_Task requirements_:
Repeat the full listing below verbatim and keep the images out.

_Records shown_:

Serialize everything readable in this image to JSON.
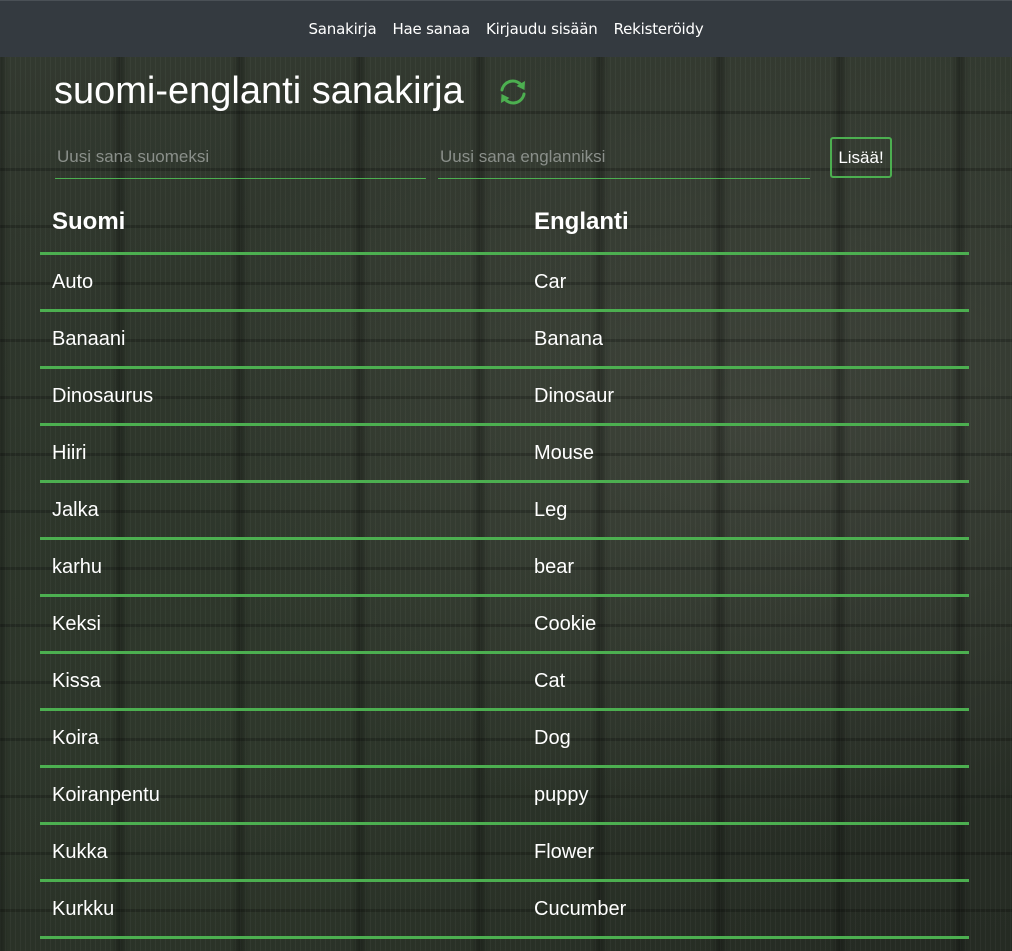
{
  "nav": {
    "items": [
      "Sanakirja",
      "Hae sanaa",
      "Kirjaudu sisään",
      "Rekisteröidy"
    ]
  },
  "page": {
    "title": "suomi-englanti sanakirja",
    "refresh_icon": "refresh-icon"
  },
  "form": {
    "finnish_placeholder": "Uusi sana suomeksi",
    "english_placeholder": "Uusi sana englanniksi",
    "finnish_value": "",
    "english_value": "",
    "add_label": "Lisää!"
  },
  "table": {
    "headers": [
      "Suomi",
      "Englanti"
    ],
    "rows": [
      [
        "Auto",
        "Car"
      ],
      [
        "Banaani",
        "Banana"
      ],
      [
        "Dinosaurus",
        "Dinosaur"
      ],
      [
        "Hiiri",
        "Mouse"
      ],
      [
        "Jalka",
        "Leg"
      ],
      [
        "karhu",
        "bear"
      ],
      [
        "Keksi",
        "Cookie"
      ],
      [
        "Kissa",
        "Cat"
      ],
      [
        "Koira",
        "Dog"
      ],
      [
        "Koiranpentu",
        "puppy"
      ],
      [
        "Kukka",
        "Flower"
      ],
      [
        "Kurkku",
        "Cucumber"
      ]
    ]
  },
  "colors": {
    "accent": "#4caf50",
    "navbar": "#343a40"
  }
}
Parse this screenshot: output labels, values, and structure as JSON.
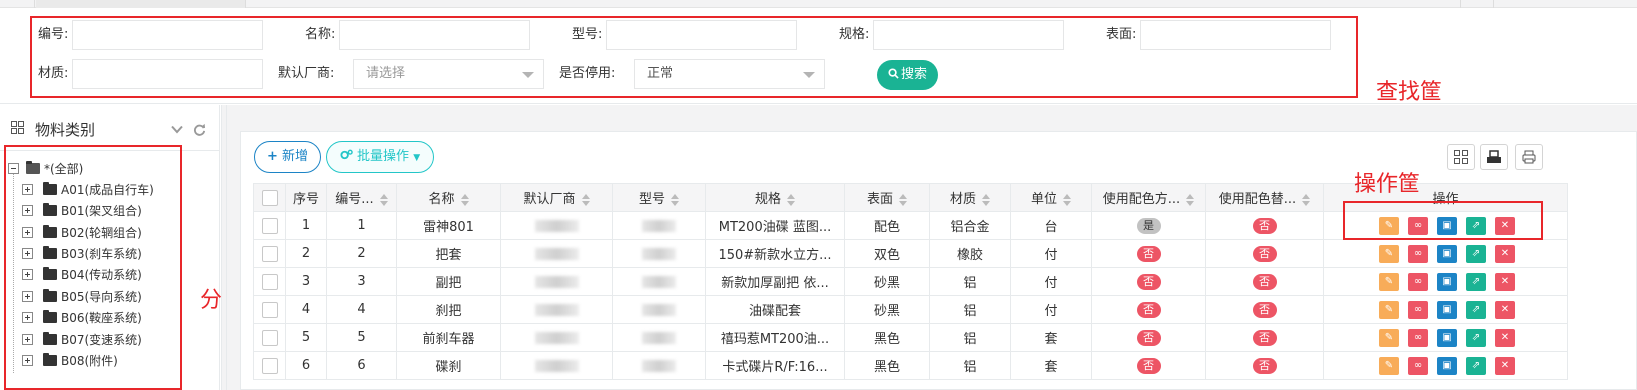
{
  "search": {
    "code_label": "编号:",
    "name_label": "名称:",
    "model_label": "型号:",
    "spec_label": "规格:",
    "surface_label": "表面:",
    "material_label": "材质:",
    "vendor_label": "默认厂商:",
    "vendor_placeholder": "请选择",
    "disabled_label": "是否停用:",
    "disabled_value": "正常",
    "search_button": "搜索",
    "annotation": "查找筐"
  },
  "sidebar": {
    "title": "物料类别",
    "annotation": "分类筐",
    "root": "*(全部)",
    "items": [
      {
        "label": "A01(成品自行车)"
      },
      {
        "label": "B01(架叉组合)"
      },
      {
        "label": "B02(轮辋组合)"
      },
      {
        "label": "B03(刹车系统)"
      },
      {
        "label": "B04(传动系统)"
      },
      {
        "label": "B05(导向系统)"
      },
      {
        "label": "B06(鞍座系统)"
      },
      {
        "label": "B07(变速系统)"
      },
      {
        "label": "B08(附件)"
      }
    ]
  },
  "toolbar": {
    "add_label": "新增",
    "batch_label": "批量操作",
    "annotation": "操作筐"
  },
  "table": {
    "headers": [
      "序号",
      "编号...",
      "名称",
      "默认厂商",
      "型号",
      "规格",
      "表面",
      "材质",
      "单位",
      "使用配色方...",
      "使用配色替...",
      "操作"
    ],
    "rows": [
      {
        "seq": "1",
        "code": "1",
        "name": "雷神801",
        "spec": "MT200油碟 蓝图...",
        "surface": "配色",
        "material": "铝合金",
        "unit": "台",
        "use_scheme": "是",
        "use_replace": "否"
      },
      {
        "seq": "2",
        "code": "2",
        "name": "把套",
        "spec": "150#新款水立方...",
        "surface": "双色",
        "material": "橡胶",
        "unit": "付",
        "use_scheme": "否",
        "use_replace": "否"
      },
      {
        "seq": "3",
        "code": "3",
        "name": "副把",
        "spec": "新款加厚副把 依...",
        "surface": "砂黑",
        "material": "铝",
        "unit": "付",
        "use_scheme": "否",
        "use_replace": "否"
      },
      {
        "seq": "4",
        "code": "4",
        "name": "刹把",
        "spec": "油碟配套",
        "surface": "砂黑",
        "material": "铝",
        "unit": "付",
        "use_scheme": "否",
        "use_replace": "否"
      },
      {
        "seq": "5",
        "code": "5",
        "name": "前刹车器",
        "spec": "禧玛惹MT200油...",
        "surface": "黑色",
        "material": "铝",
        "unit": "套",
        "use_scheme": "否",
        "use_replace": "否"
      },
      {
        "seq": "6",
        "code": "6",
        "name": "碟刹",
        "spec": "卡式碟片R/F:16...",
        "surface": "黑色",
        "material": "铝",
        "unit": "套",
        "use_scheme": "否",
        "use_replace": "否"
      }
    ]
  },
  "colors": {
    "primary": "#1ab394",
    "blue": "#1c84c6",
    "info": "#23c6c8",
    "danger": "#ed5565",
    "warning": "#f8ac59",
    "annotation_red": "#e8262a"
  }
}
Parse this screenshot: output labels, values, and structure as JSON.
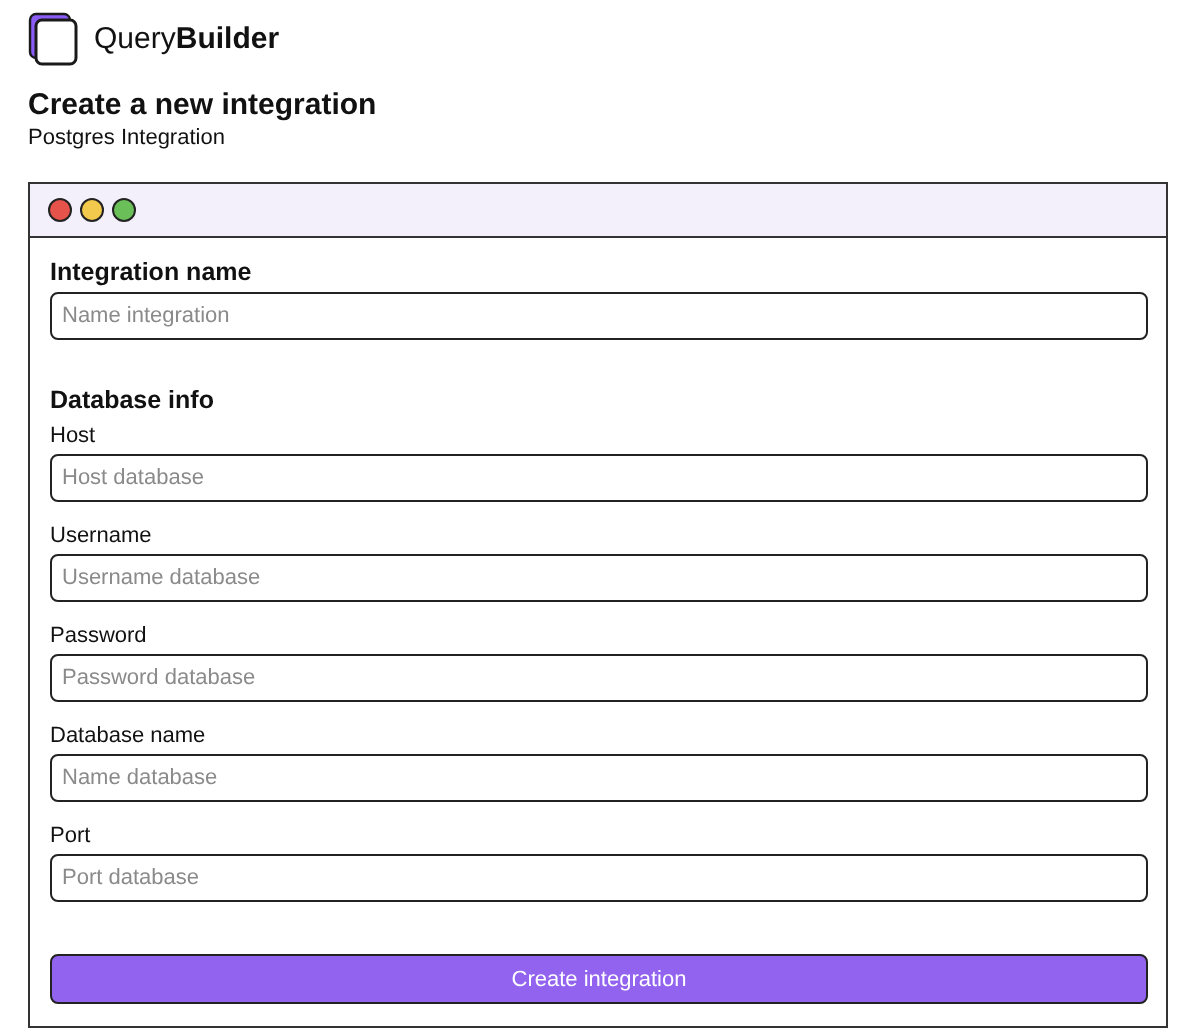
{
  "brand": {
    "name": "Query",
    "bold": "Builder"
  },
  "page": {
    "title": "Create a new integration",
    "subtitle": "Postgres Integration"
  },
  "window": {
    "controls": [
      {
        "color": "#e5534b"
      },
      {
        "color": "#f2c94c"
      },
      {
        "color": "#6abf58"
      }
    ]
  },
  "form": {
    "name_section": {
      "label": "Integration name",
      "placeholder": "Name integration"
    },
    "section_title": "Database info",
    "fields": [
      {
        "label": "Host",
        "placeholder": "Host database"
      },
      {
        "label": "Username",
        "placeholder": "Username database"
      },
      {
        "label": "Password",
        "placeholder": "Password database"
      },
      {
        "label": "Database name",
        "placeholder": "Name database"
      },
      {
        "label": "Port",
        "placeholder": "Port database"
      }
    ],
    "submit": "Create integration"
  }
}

_Result_:
Serialize everything readable in this image to JSON.
{
  "nav": {
    "items": [
      "Sanakirja",
      "Hae sanaa",
      "Kirjaudu sisään",
      "Rekisteröidy"
    ]
  },
  "page": {
    "title": "suomi-englanti sanakirja",
    "refresh_icon": "refresh-icon"
  },
  "form": {
    "finnish_placeholder": "Uusi sana suomeksi",
    "english_placeholder": "Uusi sana englanniksi",
    "finnish_value": "",
    "english_value": "",
    "add_label": "Lisää!"
  },
  "table": {
    "headers": [
      "Suomi",
      "Englanti"
    ],
    "rows": [
      [
        "Auto",
        "Car"
      ],
      [
        "Banaani",
        "Banana"
      ],
      [
        "Dinosaurus",
        "Dinosaur"
      ],
      [
        "Hiiri",
        "Mouse"
      ],
      [
        "Jalka",
        "Leg"
      ],
      [
        "karhu",
        "bear"
      ],
      [
        "Keksi",
        "Cookie"
      ],
      [
        "Kissa",
        "Cat"
      ],
      [
        "Koira",
        "Dog"
      ],
      [
        "Koiranpentu",
        "puppy"
      ],
      [
        "Kukka",
        "Flower"
      ],
      [
        "Kurkku",
        "Cucumber"
      ]
    ]
  },
  "colors": {
    "accent": "#4caf50",
    "navbar": "#343a40"
  }
}
Parse this screenshot: output labels, values, and structure as JSON.
{
  "search": {
    "code_label": "编号:",
    "name_label": "名称:",
    "model_label": "型号:",
    "spec_label": "规格:",
    "surface_label": "表面:",
    "material_label": "材质:",
    "vendor_label": "默认厂商:",
    "vendor_placeholder": "请选择",
    "disabled_label": "是否停用:",
    "disabled_value": "正常",
    "search_button": "搜索",
    "annotation": "查找筐"
  },
  "sidebar": {
    "title": "物料类别",
    "annotation": "分类筐",
    "root": "*(全部)",
    "items": [
      {
        "label": "A01(成品自行车)"
      },
      {
        "label": "B01(架叉组合)"
      },
      {
        "label": "B02(轮辋组合)"
      },
      {
        "label": "B03(刹车系统)"
      },
      {
        "label": "B04(传动系统)"
      },
      {
        "label": "B05(导向系统)"
      },
      {
        "label": "B06(鞍座系统)"
      },
      {
        "label": "B07(变速系统)"
      },
      {
        "label": "B08(附件)"
      }
    ]
  },
  "toolbar": {
    "add_label": "新增",
    "batch_label": "批量操作",
    "annotation": "操作筐"
  },
  "table": {
    "headers": [
      "序号",
      "编号...",
      "名称",
      "默认厂商",
      "型号",
      "规格",
      "表面",
      "材质",
      "单位",
      "使用配色方...",
      "使用配色替...",
      "操作"
    ],
    "rows": [
      {
        "seq": "1",
        "code": "1",
        "name": "雷神801",
        "spec": "MT200油碟 蓝图...",
        "surface": "配色",
        "material": "铝合金",
        "unit": "台",
        "use_scheme": "是",
        "use_replace": "否"
      },
      {
        "seq": "2",
        "code": "2",
        "name": "把套",
        "spec": "150#新款水立方...",
        "surface": "双色",
        "material": "橡胶",
        "unit": "付",
        "use_scheme": "否",
        "use_replace": "否"
      },
      {
        "seq": "3",
        "code": "3",
        "name": "副把",
        "spec": "新款加厚副把 依...",
        "surface": "砂黑",
        "material": "铝",
        "unit": "付",
        "use_scheme": "否",
        "use_replace": "否"
      },
      {
        "seq": "4",
        "code": "4",
        "name": "刹把",
        "spec": "油碟配套",
        "surface": "砂黑",
        "material": "铝",
        "unit": "付",
        "use_scheme": "否",
        "use_replace": "否"
      },
      {
        "seq": "5",
        "code": "5",
        "name": "前刹车器",
        "spec": "禧玛惹MT200油...",
        "surface": "黑色",
        "material": "铝",
        "unit": "套",
        "use_scheme": "否",
        "use_replace": "否"
      },
      {
        "seq": "6",
        "code": "6",
        "name": "碟刹",
        "spec": "卡式碟片R/F:16...",
        "surface": "黑色",
        "material": "铝",
        "unit": "套",
        "use_scheme": "否",
        "use_replace": "否"
      }
    ]
  },
  "colors": {
    "primary": "#1ab394",
    "blue": "#1c84c6",
    "info": "#23c6c8",
    "danger": "#ed5565",
    "warning": "#f8ac59",
    "annotation_red": "#e8262a"
  }
}
Parse this screenshot: output labels, values, and structure as JSON.
{
  "brand": {
    "name": "Query",
    "bold": "Builder"
  },
  "page": {
    "title": "Create a new integration",
    "subtitle": "Postgres Integration"
  },
  "window": {
    "controls": [
      {
        "color": "#e5534b"
      },
      {
        "color": "#f2c94c"
      },
      {
        "color": "#6abf58"
      }
    ]
  },
  "form": {
    "name_section": {
      "label": "Integration name",
      "placeholder": "Name integration"
    },
    "section_title": "Database info",
    "fields": [
      {
        "label": "Host",
        "placeholder": "Host database"
      },
      {
        "label": "Username",
        "placeholder": "Username database"
      },
      {
        "label": "Password",
        "placeholder": "Password database"
      },
      {
        "label": "Database name",
        "placeholder": "Name database"
      },
      {
        "label": "Port",
        "placeholder": "Port database"
      }
    ],
    "submit": "Create integration"
  }
}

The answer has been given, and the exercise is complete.